For as yet unknown number of dollars, you’ll get a 12-inch Windows 10 tablet that features a typical Samsung screen – Super AMOLED – and said to be every bit as good as you’d expect. The Galaxy TabPro S features a 2160 x 1440 pixel resolution and is so energy efficient that Samsung is claiming a full 10.5 hours of battery life from the built-in 5200 mAh battery from a single charge.
Behind that screen, Samsung has crammed in an Intel Core M processor, 4GB of RAM, and a generous 128GB of storage. GPS and NFC chips are also present, should you need to do some map reading or mobile payments while out and about with your 12-inch tablet. It also features 5MP camera both on the rear and front.
There’s also the keyboard case which attaches to the screen for typing. Speaking of keyboard case, it comes included with every purchase of TabPro S. Microsoft, Apple and Google, please take note!
Clearly going toe-to-toe with Microsoft’s Surface Pro 4, Samsung’s offering is thinner and lighter thanks to its lack of any fans, but that means it also doesn’t have the array of connectivity options some may expect. Samsung will be offering a hub that will give users access to HDMI as well as USB Type-A and Type-C ports to go with the one Type-C port that can be found on the tablet itself, though.

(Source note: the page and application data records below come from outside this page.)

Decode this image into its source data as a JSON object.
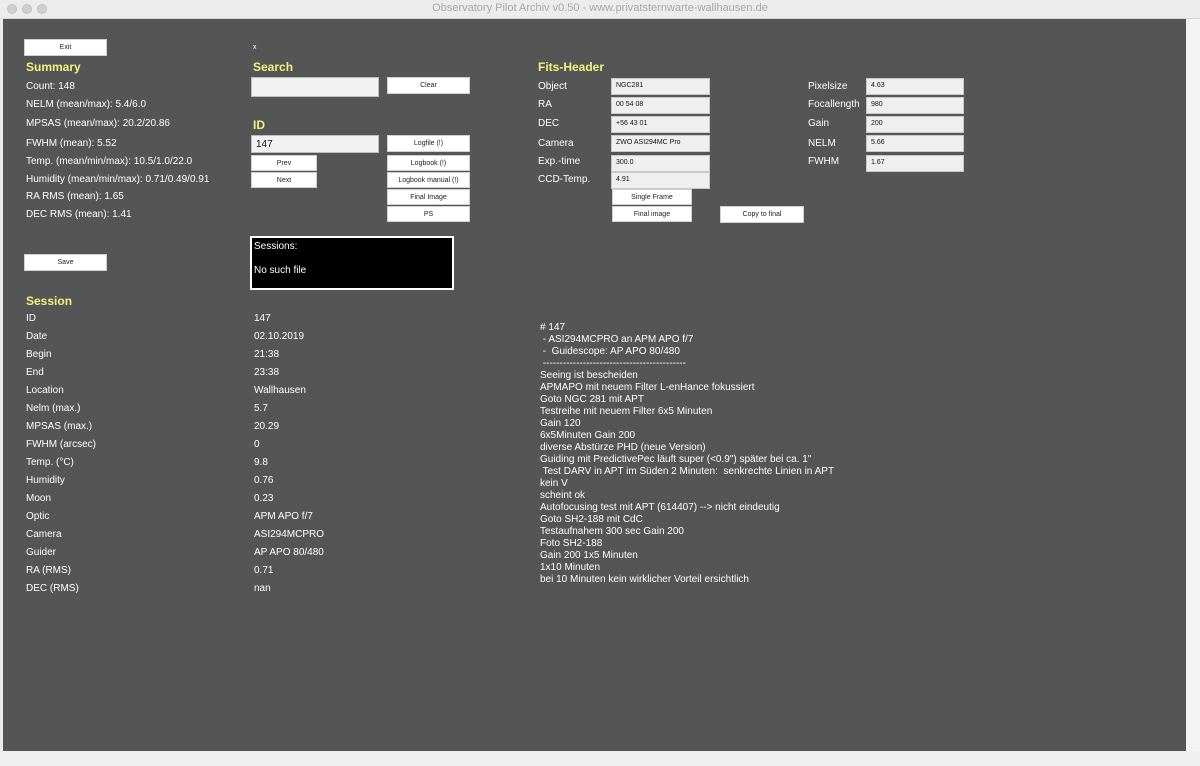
{
  "window": {
    "title": "Observatory Pilot Archiv v0.50 - www.privatsternwarte-wallhausen.de"
  },
  "buttons": {
    "exit": "Exit",
    "save": "Save",
    "clear": "Clear",
    "prev": "Prev",
    "next": "Next",
    "logfile": "Logfile (!)",
    "logbook": "Logbook (!)",
    "logbook_manual": "Logbook manual (!)",
    "final_image": "Final Image",
    "ps": "PS",
    "single_frame": "Single Frame",
    "final_image_fits": "Final image",
    "copy_to_final": "Copy to final"
  },
  "top_marker": "x",
  "summary": {
    "heading": "Summary",
    "lines": [
      "Count: 148",
      "NELM (mean/max): 5.4/6.0",
      "MPSAS (mean/max): 20.2/20.86",
      "FWHM (mean): 5.52",
      "Temp. (mean/min/max): 10.5/1.0/22.0",
      "Humidity (mean/min/max): 0.71/0.49/0.91",
      "RA RMS (mean): 1.65",
      "DEC RMS (mean): 1.41"
    ]
  },
  "search": {
    "heading": "Search",
    "value": ""
  },
  "id": {
    "heading": "ID",
    "value": "147"
  },
  "sessions": {
    "label": "Sessions:",
    "message": "No such file"
  },
  "fits": {
    "heading": "Fits-Header",
    "left": [
      {
        "label": "Object",
        "value": "NGC281"
      },
      {
        "label": "RA",
        "value": "00 54 08"
      },
      {
        "label": "DEC",
        "value": "+56 43 01"
      },
      {
        "label": "Camera",
        "value": "ZWO ASI294MC Pro"
      },
      {
        "label": "Exp.-time",
        "value": "300.0"
      },
      {
        "label": "CCD-Temp.",
        "value": "4.91"
      }
    ],
    "right": [
      {
        "label": "Pixelsize",
        "value": "4.63"
      },
      {
        "label": "Focallength",
        "value": "980"
      },
      {
        "label": "Gain",
        "value": "200"
      },
      {
        "label": "NELM",
        "value": "5.66"
      },
      {
        "label": "FWHM",
        "value": "1.67"
      }
    ]
  },
  "session": {
    "heading": "Session",
    "rows": [
      {
        "label": "ID",
        "value": "147"
      },
      {
        "label": "Date",
        "value": "02.10.2019"
      },
      {
        "label": "Begin",
        "value": "21:38"
      },
      {
        "label": "End",
        "value": "23:38"
      },
      {
        "label": "Location",
        "value": "Wallhausen"
      },
      {
        "label": "Nelm (max.)",
        "value": "5.7"
      },
      {
        "label": "MPSAS (max.)",
        "value": "20.29"
      },
      {
        "label": "FWHM (arcsec)",
        "value": "0"
      },
      {
        "label": "Temp. (°C)",
        "value": "9.8"
      },
      {
        "label": "Humidity",
        "value": "0.76"
      },
      {
        "label": "Moon",
        "value": "0.23"
      },
      {
        "label": "Optic",
        "value": "APM APO f/7"
      },
      {
        "label": "Camera",
        "value": "ASI294MCPRO"
      },
      {
        "label": "Guider",
        "value": "AP APO 80/480"
      },
      {
        "label": "RA (RMS)",
        "value": "0.71"
      },
      {
        "label": "DEC (RMS)",
        "value": "nan"
      }
    ]
  },
  "log_lines": [
    "# 147",
    " - ASI294MCPRO an APM APO f/7",
    " -  Guidescope: AP APO 80/480",
    " -------------------------------------------",
    "Seeing ist bescheiden",
    "APMAPO mit neuem Filter L-enHance fokussiert",
    "Goto NGC 281 mit APT",
    "Testreihe mit neuem Filter 6x5 Minuten",
    "Gain 120",
    "6x5Minuten Gain 200",
    "diverse Abstürze PHD (neue Version)",
    "Guiding mit PredictivePec läuft super (<0.9\") später bei ca. 1\"",
    " Test DARV in APT im Süden 2 Minuten:  senkrechte Linien in APT",
    "kein V",
    "scheint ok",
    "Autofocusing test mit APT (614407) --> nicht eindeutig",
    "Goto SH2-188 mit CdC",
    "Testaufnahem 300 sec Gain 200",
    "Foto SH2-188",
    "Gain 200 1x5 Minuten",
    "1x10 Minuten",
    "bei 10 Minuten kein wirklicher Vorteil ersichtlich"
  ]
}
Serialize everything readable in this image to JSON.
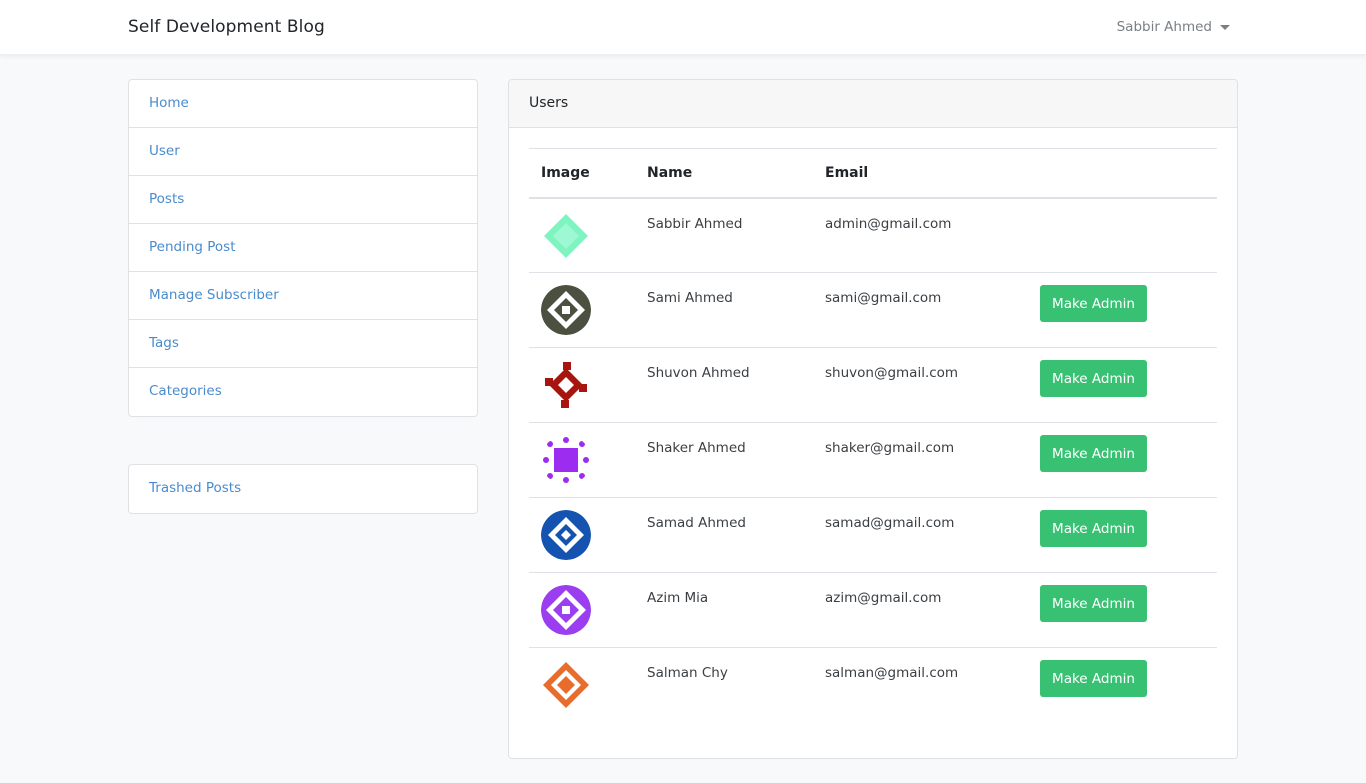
{
  "header": {
    "brand": "Self Development Blog",
    "user_name": "Sabbir Ahmed"
  },
  "sidebar": {
    "items": [
      {
        "label": "Home"
      },
      {
        "label": "User"
      },
      {
        "label": "Posts"
      },
      {
        "label": "Pending Post"
      },
      {
        "label": "Manage Subscriber"
      },
      {
        "label": "Tags"
      },
      {
        "label": "Categories"
      }
    ],
    "trash": {
      "label": "Trashed Posts"
    }
  },
  "users_card": {
    "title": "Users",
    "columns": {
      "image": "Image",
      "name": "Name",
      "email": "Email"
    },
    "rows": [
      {
        "name": "Sabbir Ahmed",
        "email": "admin@gmail.com",
        "avatar_color": "#7ef5c0",
        "action": ""
      },
      {
        "name": "Sami Ahmed",
        "email": "sami@gmail.com",
        "avatar_color": "#4b5040",
        "action": "Make Admin"
      },
      {
        "name": "Shuvon Ahmed",
        "email": "shuvon@gmail.com",
        "avatar_color": "#a8150f",
        "action": "Make Admin"
      },
      {
        "name": "Shaker Ahmed",
        "email": "shaker@gmail.com",
        "avatar_color": "#9b2cf0",
        "action": "Make Admin"
      },
      {
        "name": "Samad Ahmed",
        "email": "samad@gmail.com",
        "avatar_color": "#1454b0",
        "action": "Make Admin"
      },
      {
        "name": "Azim Mia",
        "email": "azim@gmail.com",
        "avatar_color": "#9a3ef0",
        "action": "Make Admin"
      },
      {
        "name": "Salman Chy",
        "email": "salman@gmail.com",
        "avatar_color": "#e86c2c",
        "action": "Make Admin"
      }
    ]
  },
  "colors": {
    "accent_link": "#4a8bcd",
    "button_success": "#38c172"
  }
}
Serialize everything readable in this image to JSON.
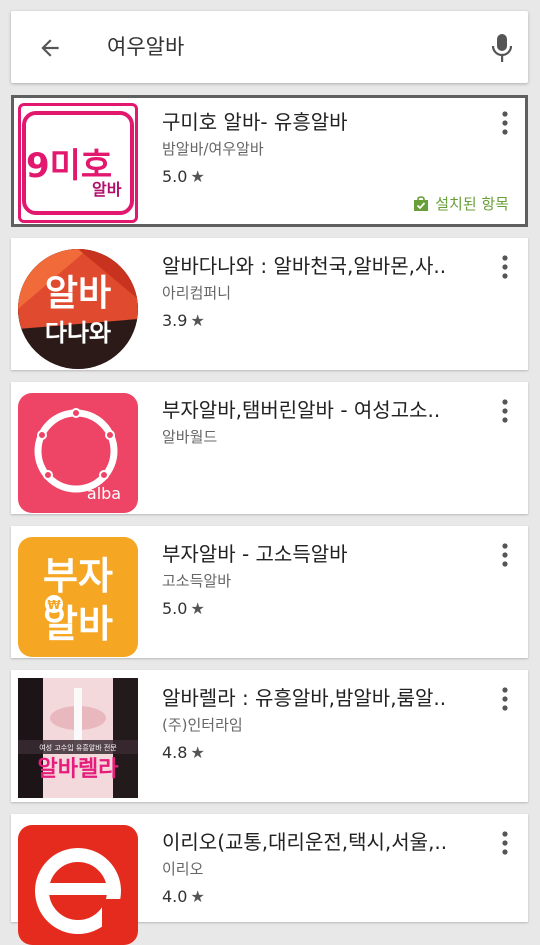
{
  "search": {
    "query": "여우알바"
  },
  "results": [
    {
      "title": "구미호 알바- 유흥알바",
      "developer": "밤알바/여우알바",
      "rating": "5.0",
      "installed_label": "설치된 항목",
      "icon_text": "9미호알바"
    },
    {
      "title": "알바다나와 : 알바천국,알바몬,사..",
      "developer": "아리컴퍼니",
      "rating": "3.9",
      "icon_line1": "알바",
      "icon_line2": "다나와"
    },
    {
      "title": "부자알바,탬버린알바 - 여성고소..",
      "developer": "알바월드",
      "rating": "",
      "icon_text": "alba"
    },
    {
      "title": "부자알바 - 고소득알바",
      "developer": "고소득알바",
      "rating": "5.0",
      "icon_line1": "부자",
      "icon_line2": "알바",
      "icon_coin": "₩"
    },
    {
      "title": "알바렐라 : 유흥알바,밤알바,룸알..",
      "developer": "(주)인터라임",
      "rating": "4.8",
      "icon_text": "알바렐라",
      "icon_small": "여성 고수입 유흥알바 전문"
    },
    {
      "title": "이리오(교통,대리운전,택시,서울,..",
      "developer": "이리오",
      "rating": "4.0"
    }
  ],
  "colors": {
    "installed_green": "#689f38",
    "selected_border": "#5f5f5f"
  }
}
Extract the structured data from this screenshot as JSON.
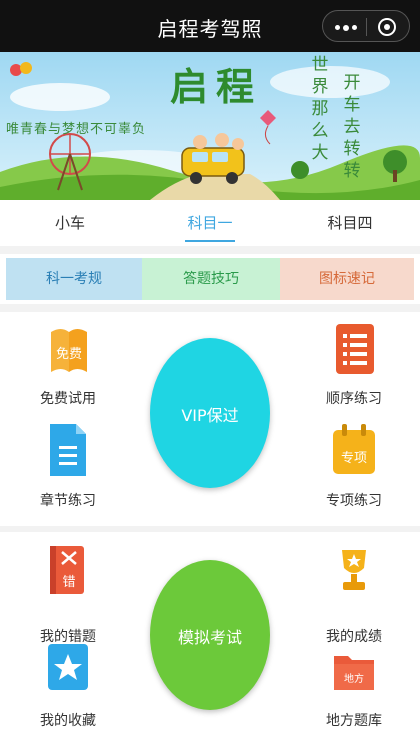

Samsung Galaxy TabPro S specifications
Samsung has found a way to offer added value to those using its smartphones too, with software allowing users of Samsung’s handsets to utilize their fingerprint scanning abilities as a means to authenticate themselves against the Galaxy TabPro S. It’s a handy trick, though we’d rather just see a fingerprint scanner on the tablet itself, if we’re absolutely honest.
Without pricing, we can’t really judge the Galaxy TabPro S at all. How can anyone compare the device with Microsoft’s Surface Pro 4, for example, until we know whether it’s going to cost more or less than its competition?
The answer is we can’t, so we won’t. More information to come as we get it!